Baltimore County Executive Kevin Kamenetz directed the county police chief on Friday to study outfitting officers with body cameras, and said the county will move to equip police Tasers with cameras as a pilot project.
The announcement comes amid a national debate over police officers' use of force and protests over two grand jury decisions not to issue indictments in the deaths of unarmed black men at the hands of white police officers in Ferguson, Mo., and New York City.
Kamenetz acknowledged that Taser use has been an issue in Baltimore County. The county paid a $90,000 settlement to the widow of a Windsor Mill man who died in 2010 after police Tasered and pepper-sprayed him following a car accident. In 2007, a Middle River man died after being Tasered 10 times by an officer responding to a domestic dispute. The officer in that case was cleared of wrongdoing.
"We've had some instances where people have alleged inappropriate actions in the use of a Taser, that an officer didn't need to go that far," Kamenetz said.
The county executive said he has asked Police Chief Jim Johnson to present recommendations on body cameras within 90 days. Meanwhile, officials plan to start the pilot program for the Tasers within the next month. The county will spend more than $100,000 to buy Tasers with cameras for the Police Department and the Sheriff's Office.
Johnson said he believes there's a place for recording police and citizen interactions in certain situations, but it's not always appropriate — such as for "a mother who summons police to her home to plead with officers to help with her drug-addicted daughter."
"You have to use some common sense," he said.
He said the cost of camera equipment is "the tip of the iceberg" because the county would also need computer servers to store data and staff to monitor the program.
"There are significant administrative, human resource and technological aspects all rolled into this conversation," Johnson said. "There are huge privacy concerns as well."
The study group will be composed of Police Department representatives, but Johnson said he would solicit feedback from the county police union, community groups and others.
In a statement, David Rose, second vice president of Baltimore County Fraternal Order of Police Lodge No. 4, said the body camera issue requires thorough study. "Until this happens, no officer should be made to carry" a body camera, Rose said.
President Barack Obama announced this week he would seek funding to pay for 50,000 body cameras for police officers across the country.
In Maryland, Laurel police officers became the first to wear body cameras when they started using them last year. University of Maryland Police Chief David B. Mitchell announced Friday that his patrol officers on the College Park campus will start wearing body cameras in the spring semester. Officers have been testing models for about a year, said police spokesman Sgt. Rosanne Hoaas.
In Baltimore, Mayor Stephanie Rawlings-Blake has pledged that city police will soon wear body cameras, after vetoing legislation that called for the devices. She said the bill passed by the City Council was flawed and legally unsound.
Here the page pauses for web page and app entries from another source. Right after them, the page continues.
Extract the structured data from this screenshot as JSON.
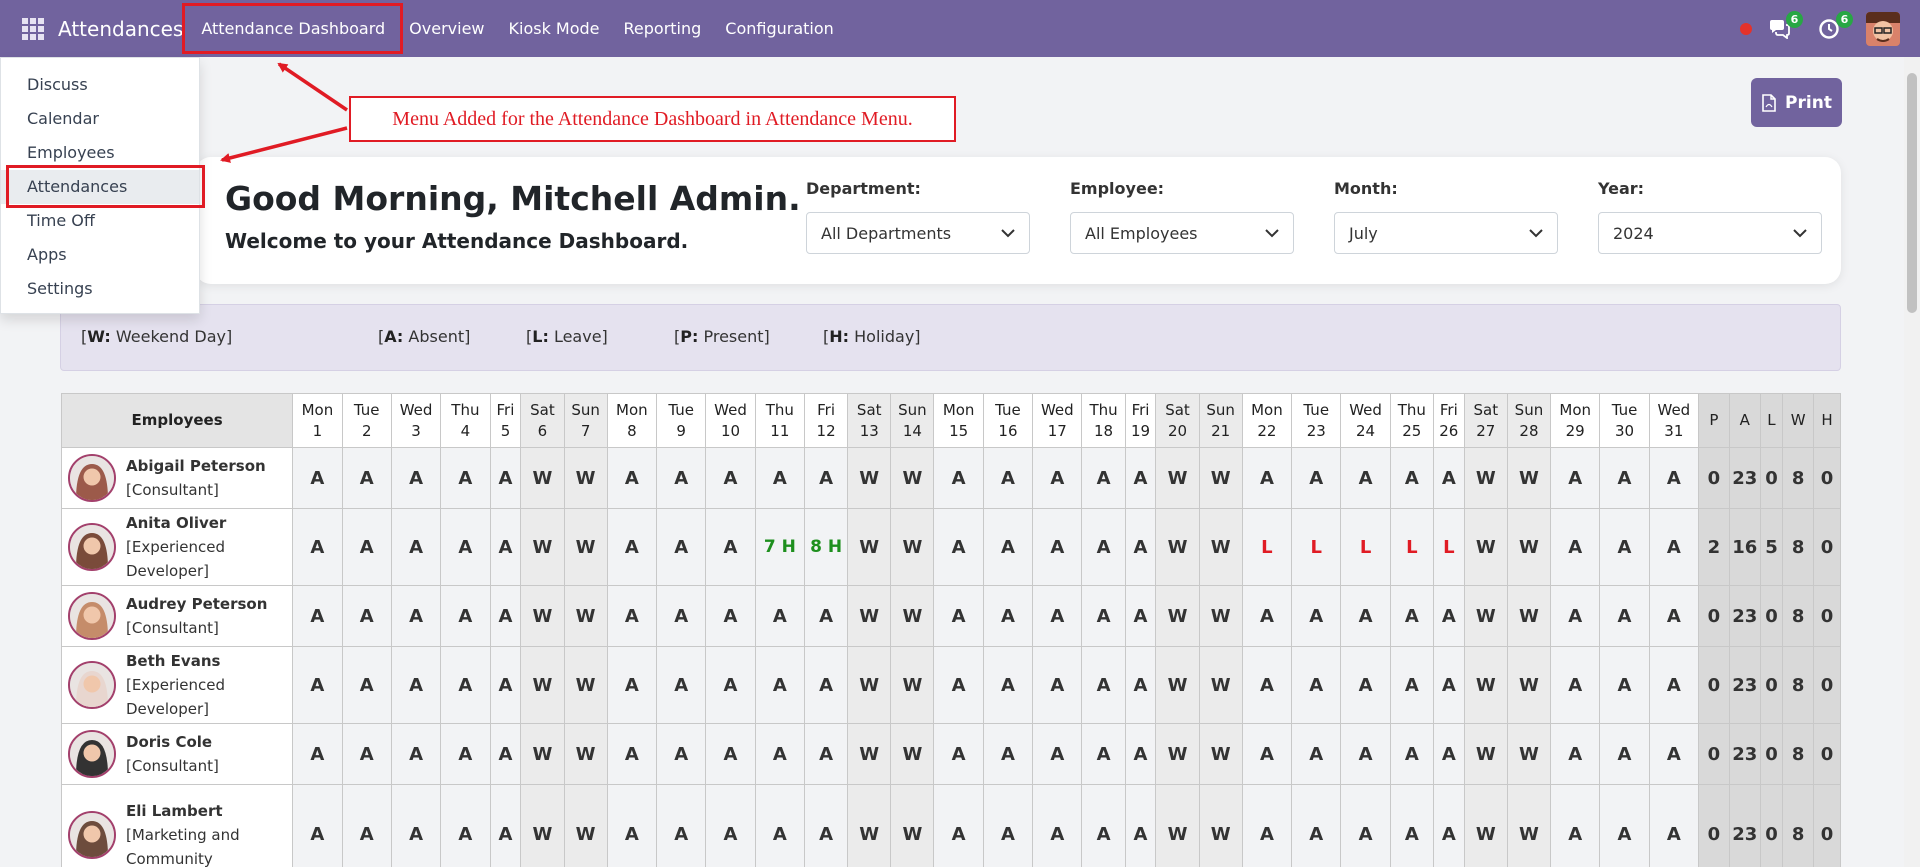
{
  "navbar": {
    "app_title": "Attendances",
    "menus": [
      "Attendance Dashboard",
      "Overview",
      "Kiosk Mode",
      "Reporting",
      "Configuration"
    ],
    "messages_badge": "6",
    "activities_badge": "6"
  },
  "apps_menu": [
    "Discuss",
    "Calendar",
    "Employees",
    "Attendances",
    "Time Off",
    "Apps",
    "Settings"
  ],
  "annotation": "Menu Added for the Attendance Dashboard in Attendance Menu.",
  "print_label": "Print",
  "greeting": {
    "title": "Good Morning, Mitchell Admin.",
    "subtitle": "Welcome to your Attendance Dashboard."
  },
  "filters": [
    {
      "label": "Department:",
      "value": "All Departments"
    },
    {
      "label": "Employee:",
      "value": "All Employees"
    },
    {
      "label": "Month:",
      "value": "July"
    },
    {
      "label": "Year:",
      "value": "2024"
    }
  ],
  "legend": [
    {
      "code": "W:",
      "text": "Weekend Day"
    },
    {
      "code": "A:",
      "text": "Absent"
    },
    {
      "code": "L:",
      "text": "Leave"
    },
    {
      "code": "P:",
      "text": "Present"
    },
    {
      "code": "H:",
      "text": "Holiday"
    }
  ],
  "table": {
    "employees_header": "Employees",
    "days": [
      {
        "dow": "Mon",
        "d": "1"
      },
      {
        "dow": "Tue",
        "d": "2"
      },
      {
        "dow": "Wed",
        "d": "3"
      },
      {
        "dow": "Thu",
        "d": "4"
      },
      {
        "dow": "Fri",
        "d": "5"
      },
      {
        "dow": "Sat",
        "d": "6"
      },
      {
        "dow": "Sun",
        "d": "7"
      },
      {
        "dow": "Mon",
        "d": "8"
      },
      {
        "dow": "Tue",
        "d": "9"
      },
      {
        "dow": "Wed",
        "d": "10"
      },
      {
        "dow": "Thu",
        "d": "11"
      },
      {
        "dow": "Fri",
        "d": "12"
      },
      {
        "dow": "Sat",
        "d": "13"
      },
      {
        "dow": "Sun",
        "d": "14"
      },
      {
        "dow": "Mon",
        "d": "15"
      },
      {
        "dow": "Tue",
        "d": "16"
      },
      {
        "dow": "Wed",
        "d": "17"
      },
      {
        "dow": "Thu",
        "d": "18"
      },
      {
        "dow": "Fri",
        "d": "19"
      },
      {
        "dow": "Sat",
        "d": "20"
      },
      {
        "dow": "Sun",
        "d": "21"
      },
      {
        "dow": "Mon",
        "d": "22"
      },
      {
        "dow": "Tue",
        "d": "23"
      },
      {
        "dow": "Wed",
        "d": "24"
      },
      {
        "dow": "Thu",
        "d": "25"
      },
      {
        "dow": "Fri",
        "d": "26"
      },
      {
        "dow": "Sat",
        "d": "27"
      },
      {
        "dow": "Sun",
        "d": "28"
      },
      {
        "dow": "Mon",
        "d": "29"
      },
      {
        "dow": "Tue",
        "d": "30"
      },
      {
        "dow": "Wed",
        "d": "31"
      }
    ],
    "totals_headers": [
      "P",
      "A",
      "L",
      "W",
      "H"
    ],
    "rows": [
      {
        "name": "Abigail Peterson",
        "position": "[Consultant]",
        "cells": [
          "A",
          "A",
          "A",
          "A",
          "A",
          "W",
          "W",
          "A",
          "A",
          "A",
          "A",
          "A",
          "W",
          "W",
          "A",
          "A",
          "A",
          "A",
          "A",
          "W",
          "W",
          "A",
          "A",
          "A",
          "A",
          "A",
          "W",
          "W",
          "A",
          "A",
          "A"
        ],
        "totals": [
          "0",
          "23",
          "0",
          "8",
          "0"
        ]
      },
      {
        "name": "Anita Oliver",
        "position": "[Experienced Developer]",
        "cells": [
          "A",
          "A",
          "A",
          "A",
          "A",
          "W",
          "W",
          "A",
          "A",
          "A",
          "7 H",
          "8 H",
          "W",
          "W",
          "A",
          "A",
          "A",
          "A",
          "A",
          "W",
          "W",
          "L",
          "L",
          "L",
          "L",
          "L",
          "W",
          "W",
          "A",
          "A",
          "A"
        ],
        "totals": [
          "2",
          "16",
          "5",
          "8",
          "0"
        ]
      },
      {
        "name": "Audrey Peterson",
        "position": "[Consultant]",
        "cells": [
          "A",
          "A",
          "A",
          "A",
          "A",
          "W",
          "W",
          "A",
          "A",
          "A",
          "A",
          "A",
          "W",
          "W",
          "A",
          "A",
          "A",
          "A",
          "A",
          "W",
          "W",
          "A",
          "A",
          "A",
          "A",
          "A",
          "W",
          "W",
          "A",
          "A",
          "A"
        ],
        "totals": [
          "0",
          "23",
          "0",
          "8",
          "0"
        ]
      },
      {
        "name": "Beth Evans",
        "position": "[Experienced Developer]",
        "cells": [
          "A",
          "A",
          "A",
          "A",
          "A",
          "W",
          "W",
          "A",
          "A",
          "A",
          "A",
          "A",
          "W",
          "W",
          "A",
          "A",
          "A",
          "A",
          "A",
          "W",
          "W",
          "A",
          "A",
          "A",
          "A",
          "A",
          "W",
          "W",
          "A",
          "A",
          "A"
        ],
        "totals": [
          "0",
          "23",
          "0",
          "8",
          "0"
        ]
      },
      {
        "name": "Doris Cole",
        "position": "[Consultant]",
        "cells": [
          "A",
          "A",
          "A",
          "A",
          "A",
          "W",
          "W",
          "A",
          "A",
          "A",
          "A",
          "A",
          "W",
          "W",
          "A",
          "A",
          "A",
          "A",
          "A",
          "W",
          "W",
          "A",
          "A",
          "A",
          "A",
          "A",
          "W",
          "W",
          "A",
          "A",
          "A"
        ],
        "totals": [
          "0",
          "23",
          "0",
          "8",
          "0"
        ]
      },
      {
        "name": "Eli Lambert",
        "position": "[Marketing and Community",
        "cells": [
          "A",
          "A",
          "A",
          "A",
          "A",
          "W",
          "W",
          "A",
          "A",
          "A",
          "A",
          "A",
          "W",
          "W",
          "A",
          "A",
          "A",
          "A",
          "A",
          "W",
          "W",
          "A",
          "A",
          "A",
          "A",
          "A",
          "W",
          "W",
          "A",
          "A",
          "A"
        ],
        "totals": [
          "0",
          "23",
          "0",
          "8",
          "0"
        ]
      }
    ]
  },
  "colors": {
    "navbar": "#71639e",
    "annotation_red": "#e01b24",
    "present_green": "#1e8f1e",
    "leave_red": "#e01b24"
  }
}
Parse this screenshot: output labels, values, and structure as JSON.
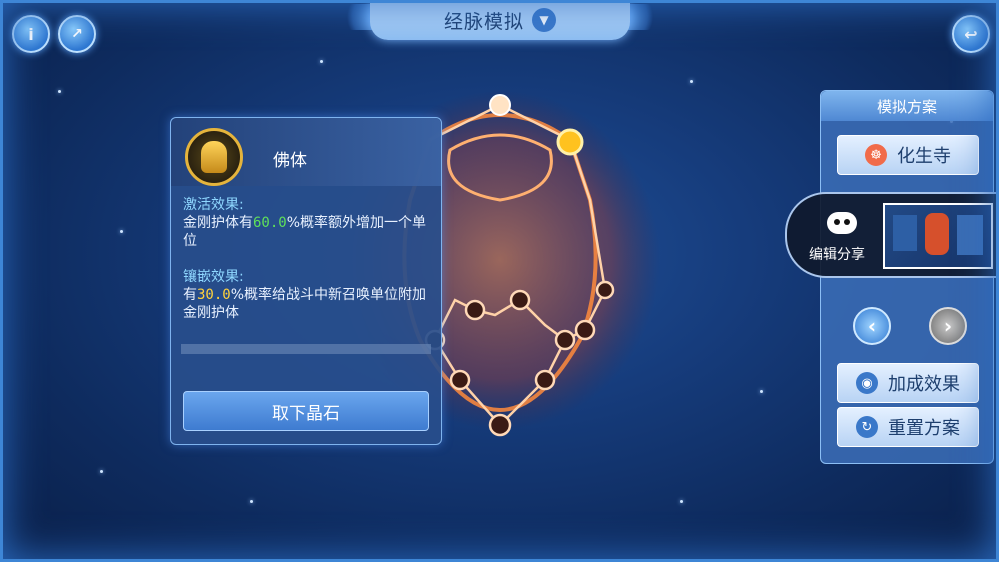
{
  "header": {
    "title": "经脉模拟",
    "dropdown_icon": "chevron-down-icon"
  },
  "top_left": {
    "info_icon": "info-icon",
    "share_icon": "edit-share-icon"
  },
  "top_right": {
    "back_icon": "return-arrow-icon"
  },
  "info_panel": {
    "name": "佛体",
    "activate_label": "激活效果:",
    "activate_text_pre": "金刚护体有",
    "activate_value": "60.0",
    "activate_text_post": "%概率额外增加一个单位",
    "inlay_label": "镶嵌效果:",
    "inlay_text_pre": "有",
    "inlay_value": "30.0",
    "inlay_text_post": "%概率给战斗中新召唤单位附加金刚护体",
    "remove_button": "取下晶石"
  },
  "right_panel": {
    "title": "模拟方案",
    "sect_button": "化生寺",
    "bonus_button": "加成效果",
    "reset_button": "重置方案"
  },
  "share_popup": {
    "label": "编辑分享"
  },
  "colors": {
    "accent": "#3e7bd0",
    "green_value": "#5fe05a",
    "yellow_value": "#ffd23c",
    "constellation": "#ff6a2a"
  }
}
Instead, the mayor said, she would wait for a task force to vet related issues, such as storage of videos, and make recommendations on new program. The group is expected to report its findings to Rawlings-Blake next month.
Kevin Harris, a spokesman for the mayor, said Baltimore County's move won't affect the city's process. "The mayor's approach is still to be thoughtful and right, rather than fast and wrong, so our timeline will not change because of the county's action," Harris said in a statement.
Kamenetz said if the county study recommends using body cameras, he would request money for them in the budget for the next fiscal year, which begins July 1. And while the study is expected to take 90 days, Kamenetz said he'd be OK if it went longer.
"It's not like we're operating under a crisis event here," he said. "We're not a Ferguson."
Taser models are available that have a camera attached to the bottom of the device's grip, said Steve Tuttle, a spokesman for Arizona-based manufacturer Taser International.
Whenever the Taser's safety is switched to the off position — meaning the Taser is ready to be used — the camera records sound and video. It continues to record until the safety is switched back on. Newer models record in color with HD quality; older models record in black and white.
The company has sold about 70,000 Taser cameras since they were first offered in 2005, Tuttle said.
Baltimore Sun reporters Jessica Anderson, Yvonne Wenger and Mark Puente contributed to this article.